On Saturday, Oct. 27, 2012, nearly a hundred volunteers from around Atlanta traveled to Hapeville, Georgia to build the city’s first playground.
It was the last day of our warm Southern fall season before Sandy’s freezing temperatures set in, and every face of the friends and neighbors gathered on the grounds of El Nazareno Presbyterian Church was smiling.
At 8:30 am, after cars had been squeezed along the skinny street of North Whitney Avenue and arranged in lines across the gravel parking lot of the church, every volunteer reached for a hand, formed a big circle, and began to pray – even though most of the people couldn’t understand the prayer Pastor Nelson Donado spoke, giving thanks to God in Spanish.
El Nazareno (which translated from Spanish means “Jesus Christ, the Nazarene”) is a church commissioned by the New Church Development Commission (NCDC), which has its headquarters in Midtown. NCDC Executive Director, Reverend Sara Hayden, headed the planning and fundraising process with the help of many eager supporters and friends.
El Nazareno church, still what some would call a “budding” congregation, already has 25 members under the age of 12, and before Saturday, only a gray, sandy terrain for a play spot. Needless to say, the playground will be a relief and great joy to the congregation. In fact, throughout the day, toddlers and kids wound their way around the site of the soon-to-be-established play set, looking on with anticipation as the slide, tunnel, tire swing, and telescope-look-out-tower began to take shape.
"I'm gonna be the captain of that ship. I'm gonna go zoom!" said Christopher Glash, age 6, of El Nazareno.
The children were the inspiration and beauty of this building project, and they were not excluded from the construction process. Kids knelt around the 2x4s nailed together to form the perimeter of the garden bed, and carefully laid the roots of basil, lettuce, pansies and other buds into the soil. They received a lesson in keeping plants hydrated, and then began a beeline across the campus, dodging power cords and piles of fresh-cut lumber, shuttling Publix water bottles from the snack table to the garden to hydrate their new plants.
Volunteers divided into teams for the day’s work, each led by a team leader who held up a sign showing a picture of the project, so both Spanish and English speakers could understand.
“El mas importante,” said a female member of El Nazareno, smiling as she held up her sign for the kitchen, designating that she was leading the cooking team for lunch, “the most important” team.

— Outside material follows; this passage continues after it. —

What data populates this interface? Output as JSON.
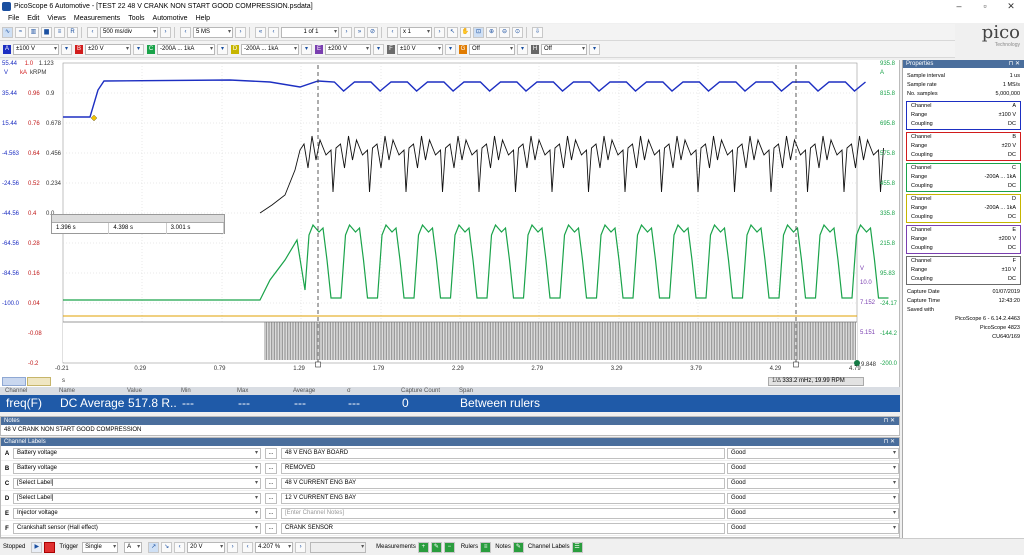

Other teams worked on: painting the sanctuary and nursery rooms, renovating the landscape, remodeling the tool shed into a children’s playhouse, raising a basketball goal, and constructing park benches and picnic tables, the pavilion, the sandbox, the playset, the swingset, and permanent trashcans.
Like a dream come true (but not without bumps along the way and a few extra runs to Home Depot), by 5 pm nearly every project was completed! What a sweet reward it was to watch the El Nazareno kids clambering up and down, in and out of the new playset for an hour after construction was finished, and a group of teenage boys throwing hoop after hoop of basketball on the new goal just a few yards over.
Hayden and Donado concluded the day's work by shaking hands in front of the new street-side park sign, which reads, "Nazareno Park… All are welcome in this place."
The park will be open during daylight hours for anyone who wants to drop in, and the congregation of El Nazareno hopes it will create a safe place for families to come and relax and connect with each other.
The day's adventure was truly a testament to the fruitfulness that so often comes from partnership and community support. Volunteer Theresa Phillips of Shallowford Presbyterian said the project reminded her of the barn raising tradition, when everyone in the community comes to help one family build its barn. "They say it takes a village... this village is everyone, we're all God's people."
"It's wonderful and so special to have all these different people together," said volunteer Nancy Phillimore, of Shallowford Presbyterian, who spent some time that day with one El Nazareno toddler in her arms.
"[Helping people] is what I love doing," said John Watson of Morningside Presbyterian.
The project was successful only because of the generous giving and collaboration of friends and neighbors. Sunday school classes, church missions committees, families and individuals gave what they had—financial donations, or manual labor for building day, or special construction skills.
One supporter donated money to purchase the new basketball goal. She wrote in an e-mail, “My daughter played basketball in college… basketball holds a special place in my heart. To give kids the opportunity to play basketball in a safe, loving place makes me smile.”
Overall, contributors raised more than the required $25,000 to bless Hapeville and El Nazareno Presbyterian with this park. What better picture of community is there? Pastor Donado said, “Es algo historico!” (This is something historic!) He was referring to the inspiring display of unity among believers in the midst of this time of polarity in the church and in society. It was a grand example of Christians putting aside their differences and coming together to celebrate what we have in common, the love of God and neighbor.
To help more with the El Nazareno / Hapeville playground, e-mail Sara Hayden.